The Marvelous Mrs. Maisel Will Cure Your Gilmore Girls Blues

The TV show created by Amy Sherman-Palladino is a spectacular dramedy about a reluctant stand-up comedienne in the 50s 

The new child of Gilmore Girls’ mother Amy Sherman-Palladino, The Marvellous Mrs. Maisel is a delightful, rich, vibrant TV series aired on Amazon Video and winner of two Golden Globes, respectively for Best Television Series – Musical or Comedy and Best Actress – Musical or Comedy to Rachel Brosnahan for her portrayal of Miriam “Midge” Maisel. 

Midge is Lorelai Gilmore’s spirit sister from another era. Aficionados of Lorelai and Rory can catch a glimpse of their unforgettable wordy crossfires from the very start of The Marvelous Mrs. Maisel, when she, the bride, gives a toast at her own wedding.  

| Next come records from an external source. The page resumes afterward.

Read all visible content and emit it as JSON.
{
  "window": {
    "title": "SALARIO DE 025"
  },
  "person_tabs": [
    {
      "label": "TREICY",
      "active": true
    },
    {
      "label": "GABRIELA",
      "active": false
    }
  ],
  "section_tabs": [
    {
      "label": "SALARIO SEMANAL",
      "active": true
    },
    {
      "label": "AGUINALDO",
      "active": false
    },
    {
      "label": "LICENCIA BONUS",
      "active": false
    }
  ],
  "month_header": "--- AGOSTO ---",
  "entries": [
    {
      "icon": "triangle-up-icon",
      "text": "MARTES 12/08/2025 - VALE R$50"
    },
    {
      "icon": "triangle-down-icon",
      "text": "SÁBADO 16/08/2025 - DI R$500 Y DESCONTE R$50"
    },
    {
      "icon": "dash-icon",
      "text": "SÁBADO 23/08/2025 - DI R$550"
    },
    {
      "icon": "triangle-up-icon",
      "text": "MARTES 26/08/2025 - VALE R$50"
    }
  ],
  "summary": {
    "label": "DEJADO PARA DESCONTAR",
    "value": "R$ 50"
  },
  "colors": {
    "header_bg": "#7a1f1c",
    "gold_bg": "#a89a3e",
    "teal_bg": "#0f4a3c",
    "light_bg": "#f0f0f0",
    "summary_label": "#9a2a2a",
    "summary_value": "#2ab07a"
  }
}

Cheerful, lively, witty Midge has everything a woman could ask for in 1958: a handsome, rich husband, has a passion for stand-up comedy, two children, and a beautiful apartment on the Upper West Side. Under this perfect surface, her husband Joel (Michael Zegen) cheats on her with his secretary, Midge’s children don’t seem to be particularly fond of her and the apartment actually belongs to her father-in-law, who kicks her out after she separates from his son. 

Midge, who’s always been more gifted for comedy than her husband, decides to give stand up comedy a go and goes on to perform at the Village club smashed drunk, ranting about her now non-existent marital life and throwing shade at her rival Penny Pann (Holly Curran). 

As Midge gets arrested for flashing her breasts to the audience, grouchy Gaslight Cafe’s employee Susie Maierson (Gilmore Girls alumna Alex Borstein) sees more than just a pair of perky boobs. She sees a diamond in the rough: Midge is a stand-up comedienne, but Midge herself doesn’t know it yet.

The reason why Midge doesn’t know she can be a comedienne – a better one than her husband will ever be – is that society has already chosen the mould in which she needs to fit, measuring her tights year after year to stay in shape. If you think this only applies to the Fifties, you may want to think twice. The Marvelous Mrs. Maisel is a period yet modern flawless 8-episode dramedy from which we can still learn a thing or two about how to be a woman in a male-dominated industry, as Mad Men’s Peggy Olson has taught us before.

Midge’s finding for her own place in the world happens through her research for a stage name. She struggles to find one that defines her perfectly, yet she doesn’t want to use her own to protect her family and her identity.

What’s in a name? More than Shakespeare’s Juliet could ever imagine. Midge’s identity as a woman is far from fitting into a monolithic category. She will learn she is a comedienne indeed, rather than just a mother, a wife, a daughter. She is all of these things at once and yet none of them defines her. She will learn – and learn it the hard way – she doesn’t need a man, all she needs is a name. Being known as Mrs. Maisel to her audience feels like a coming out. Midge is finally free to express herself in all of her multiple facets and to give a new meaning to her married name.

Her journey to self-awareness and self-determination features emotional breakdowns, several brilliant acts (and just as many bombs) and an unlikely friendship with her manager Susie, whose surliness hides a lonely life in a down-at-heel studio.

There isn’t a single thing which feels out of place in this TV show. Perfectly timed humour, a comic, honest rendition of New York’s Jewish elite Midge belongs to, and a few Easter eggs for Gilmore Girls fans to hunt. A hint: both involve snow. And to add to it, Gilmore Girls’ very own Lauren Graham will allegedly appear in the second series. Do we need to say more? 

If Gilmore Girls’ last four words have somewhat failed the fanbase, The Marvelous Mrs. Maisel surely won’t.

By Stefania Sarrubba